Exercise: Which lines in the data contain the word "JSON"? Please copy each of them.

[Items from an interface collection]
•••••

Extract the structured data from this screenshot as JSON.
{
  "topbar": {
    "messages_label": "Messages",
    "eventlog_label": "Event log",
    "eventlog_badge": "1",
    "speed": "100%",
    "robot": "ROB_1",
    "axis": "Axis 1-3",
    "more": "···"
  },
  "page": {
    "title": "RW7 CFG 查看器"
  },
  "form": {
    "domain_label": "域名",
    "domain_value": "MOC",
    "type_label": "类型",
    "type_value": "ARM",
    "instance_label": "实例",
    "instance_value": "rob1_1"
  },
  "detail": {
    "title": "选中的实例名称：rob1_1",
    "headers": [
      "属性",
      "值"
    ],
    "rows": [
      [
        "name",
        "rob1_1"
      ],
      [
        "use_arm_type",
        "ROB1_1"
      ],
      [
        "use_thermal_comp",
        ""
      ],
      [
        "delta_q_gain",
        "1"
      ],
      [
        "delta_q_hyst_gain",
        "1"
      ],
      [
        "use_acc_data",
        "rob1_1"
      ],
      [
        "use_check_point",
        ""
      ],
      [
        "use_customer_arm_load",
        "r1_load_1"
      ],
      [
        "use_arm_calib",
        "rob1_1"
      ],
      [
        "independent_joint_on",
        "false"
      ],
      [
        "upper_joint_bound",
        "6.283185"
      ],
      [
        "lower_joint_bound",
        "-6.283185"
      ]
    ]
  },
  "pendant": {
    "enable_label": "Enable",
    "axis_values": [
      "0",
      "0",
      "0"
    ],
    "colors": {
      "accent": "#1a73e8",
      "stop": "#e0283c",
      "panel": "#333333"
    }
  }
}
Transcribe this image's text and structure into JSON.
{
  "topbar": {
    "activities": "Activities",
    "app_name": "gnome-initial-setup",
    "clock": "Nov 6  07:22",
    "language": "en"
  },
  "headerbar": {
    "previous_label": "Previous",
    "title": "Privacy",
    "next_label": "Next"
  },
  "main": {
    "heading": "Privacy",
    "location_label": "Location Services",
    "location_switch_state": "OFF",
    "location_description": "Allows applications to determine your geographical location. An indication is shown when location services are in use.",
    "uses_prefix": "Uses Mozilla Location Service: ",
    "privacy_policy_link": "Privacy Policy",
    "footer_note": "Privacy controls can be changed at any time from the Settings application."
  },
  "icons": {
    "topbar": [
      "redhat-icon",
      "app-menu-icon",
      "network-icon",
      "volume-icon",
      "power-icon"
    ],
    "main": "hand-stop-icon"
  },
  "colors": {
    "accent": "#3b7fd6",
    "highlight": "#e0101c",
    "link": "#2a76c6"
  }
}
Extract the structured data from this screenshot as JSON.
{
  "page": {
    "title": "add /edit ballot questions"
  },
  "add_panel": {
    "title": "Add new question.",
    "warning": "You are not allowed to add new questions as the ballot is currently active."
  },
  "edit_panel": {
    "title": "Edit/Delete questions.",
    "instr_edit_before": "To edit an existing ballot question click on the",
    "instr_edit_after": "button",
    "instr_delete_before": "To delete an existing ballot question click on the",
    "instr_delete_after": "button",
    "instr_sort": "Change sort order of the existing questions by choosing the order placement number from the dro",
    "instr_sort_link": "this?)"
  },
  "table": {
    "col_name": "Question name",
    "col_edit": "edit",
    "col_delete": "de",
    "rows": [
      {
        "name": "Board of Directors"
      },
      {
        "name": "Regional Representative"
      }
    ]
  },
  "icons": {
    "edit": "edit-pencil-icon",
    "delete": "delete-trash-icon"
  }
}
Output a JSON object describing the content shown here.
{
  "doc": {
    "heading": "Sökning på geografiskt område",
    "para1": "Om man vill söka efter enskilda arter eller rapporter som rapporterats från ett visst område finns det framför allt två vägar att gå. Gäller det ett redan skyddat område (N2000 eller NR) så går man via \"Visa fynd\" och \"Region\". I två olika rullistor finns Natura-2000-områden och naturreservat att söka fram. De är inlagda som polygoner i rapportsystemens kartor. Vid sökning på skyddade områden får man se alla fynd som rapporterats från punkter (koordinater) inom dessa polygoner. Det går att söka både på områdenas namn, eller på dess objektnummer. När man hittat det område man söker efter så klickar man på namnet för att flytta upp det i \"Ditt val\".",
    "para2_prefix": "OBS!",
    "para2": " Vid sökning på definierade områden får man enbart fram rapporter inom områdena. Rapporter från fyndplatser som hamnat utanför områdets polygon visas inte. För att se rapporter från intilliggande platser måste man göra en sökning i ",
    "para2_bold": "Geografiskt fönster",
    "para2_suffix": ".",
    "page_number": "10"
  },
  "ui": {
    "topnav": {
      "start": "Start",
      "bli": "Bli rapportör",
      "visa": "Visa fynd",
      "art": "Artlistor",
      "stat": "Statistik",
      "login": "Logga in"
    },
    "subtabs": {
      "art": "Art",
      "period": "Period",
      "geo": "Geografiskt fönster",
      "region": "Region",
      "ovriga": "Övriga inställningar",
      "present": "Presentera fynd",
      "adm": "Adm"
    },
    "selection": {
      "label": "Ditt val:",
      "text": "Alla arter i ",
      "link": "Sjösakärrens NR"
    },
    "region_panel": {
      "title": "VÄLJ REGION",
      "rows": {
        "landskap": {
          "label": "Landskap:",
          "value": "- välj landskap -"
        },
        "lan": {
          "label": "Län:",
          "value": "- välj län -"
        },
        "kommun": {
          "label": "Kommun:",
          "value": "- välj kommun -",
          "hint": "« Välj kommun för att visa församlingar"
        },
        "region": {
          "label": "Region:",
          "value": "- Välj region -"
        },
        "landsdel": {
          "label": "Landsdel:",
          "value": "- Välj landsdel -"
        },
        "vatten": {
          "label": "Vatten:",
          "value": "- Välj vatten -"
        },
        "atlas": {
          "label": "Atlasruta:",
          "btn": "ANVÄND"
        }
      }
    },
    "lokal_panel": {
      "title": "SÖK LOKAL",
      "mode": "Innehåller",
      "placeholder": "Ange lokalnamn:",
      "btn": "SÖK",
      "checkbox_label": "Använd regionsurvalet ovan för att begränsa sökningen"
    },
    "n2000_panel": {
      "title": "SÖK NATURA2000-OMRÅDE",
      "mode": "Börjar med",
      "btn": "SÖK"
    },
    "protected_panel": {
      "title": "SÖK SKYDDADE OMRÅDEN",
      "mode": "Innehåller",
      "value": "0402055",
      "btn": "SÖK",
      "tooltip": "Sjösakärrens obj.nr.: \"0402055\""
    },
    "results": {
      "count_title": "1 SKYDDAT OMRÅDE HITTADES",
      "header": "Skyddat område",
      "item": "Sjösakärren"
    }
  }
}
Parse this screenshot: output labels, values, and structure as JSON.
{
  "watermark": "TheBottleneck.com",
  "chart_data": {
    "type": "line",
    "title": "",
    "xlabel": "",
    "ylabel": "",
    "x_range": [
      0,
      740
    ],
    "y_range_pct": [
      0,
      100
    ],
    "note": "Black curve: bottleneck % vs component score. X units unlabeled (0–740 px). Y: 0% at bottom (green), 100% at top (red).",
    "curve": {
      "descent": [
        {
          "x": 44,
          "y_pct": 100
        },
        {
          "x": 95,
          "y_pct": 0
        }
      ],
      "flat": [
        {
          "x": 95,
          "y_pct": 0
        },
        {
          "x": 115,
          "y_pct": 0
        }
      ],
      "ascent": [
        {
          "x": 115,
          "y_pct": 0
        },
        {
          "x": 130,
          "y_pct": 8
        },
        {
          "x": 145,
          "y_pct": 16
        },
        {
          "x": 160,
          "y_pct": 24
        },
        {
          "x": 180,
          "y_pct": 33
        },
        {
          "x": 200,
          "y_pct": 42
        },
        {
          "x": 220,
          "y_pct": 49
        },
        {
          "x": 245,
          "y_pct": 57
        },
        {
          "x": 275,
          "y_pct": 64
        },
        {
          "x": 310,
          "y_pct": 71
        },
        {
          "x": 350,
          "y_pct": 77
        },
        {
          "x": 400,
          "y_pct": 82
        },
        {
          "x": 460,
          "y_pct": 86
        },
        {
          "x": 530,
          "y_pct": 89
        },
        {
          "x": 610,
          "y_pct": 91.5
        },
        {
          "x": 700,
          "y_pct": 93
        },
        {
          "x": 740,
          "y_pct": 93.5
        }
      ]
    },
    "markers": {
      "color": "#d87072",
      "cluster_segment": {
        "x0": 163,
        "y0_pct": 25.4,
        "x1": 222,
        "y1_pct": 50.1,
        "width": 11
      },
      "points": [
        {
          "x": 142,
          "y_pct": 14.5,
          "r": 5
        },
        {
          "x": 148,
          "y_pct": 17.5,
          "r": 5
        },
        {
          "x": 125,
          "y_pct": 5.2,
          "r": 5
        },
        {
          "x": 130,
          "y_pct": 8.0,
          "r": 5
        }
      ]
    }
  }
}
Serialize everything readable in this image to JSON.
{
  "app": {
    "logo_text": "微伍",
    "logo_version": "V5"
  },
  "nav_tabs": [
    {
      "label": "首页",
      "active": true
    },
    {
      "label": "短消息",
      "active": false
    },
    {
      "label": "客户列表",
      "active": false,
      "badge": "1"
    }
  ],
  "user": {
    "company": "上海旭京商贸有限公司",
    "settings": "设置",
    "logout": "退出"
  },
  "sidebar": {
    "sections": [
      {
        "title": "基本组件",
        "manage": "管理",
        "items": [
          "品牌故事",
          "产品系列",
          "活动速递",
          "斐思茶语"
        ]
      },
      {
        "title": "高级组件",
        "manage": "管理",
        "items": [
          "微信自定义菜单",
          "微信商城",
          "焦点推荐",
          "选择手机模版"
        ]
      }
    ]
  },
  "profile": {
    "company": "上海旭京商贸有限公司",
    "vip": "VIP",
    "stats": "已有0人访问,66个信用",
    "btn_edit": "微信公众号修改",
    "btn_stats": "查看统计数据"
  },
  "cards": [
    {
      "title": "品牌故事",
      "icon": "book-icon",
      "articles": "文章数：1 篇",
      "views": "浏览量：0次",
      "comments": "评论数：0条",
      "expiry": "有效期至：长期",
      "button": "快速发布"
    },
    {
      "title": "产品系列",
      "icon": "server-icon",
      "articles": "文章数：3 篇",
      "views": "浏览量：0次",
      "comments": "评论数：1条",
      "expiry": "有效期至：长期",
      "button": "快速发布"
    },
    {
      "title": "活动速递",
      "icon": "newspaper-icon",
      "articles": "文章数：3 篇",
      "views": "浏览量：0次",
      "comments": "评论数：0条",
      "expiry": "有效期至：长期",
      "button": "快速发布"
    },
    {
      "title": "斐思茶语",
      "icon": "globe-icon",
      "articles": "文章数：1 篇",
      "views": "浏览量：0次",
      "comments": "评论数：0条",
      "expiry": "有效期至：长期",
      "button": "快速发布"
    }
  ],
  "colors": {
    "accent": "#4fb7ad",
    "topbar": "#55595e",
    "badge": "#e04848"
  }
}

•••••

Answer space:
Extract the structured data from this screenshot as JSON.
Transcribe this image's text and structure into JSON.
Extract the structured data from this screenshot as JSON.
Output a JSON object describing the content shown here.
Parse this screenshot: output labels, values, and structure as JSON.
Serialize everything readable in this image to JSON.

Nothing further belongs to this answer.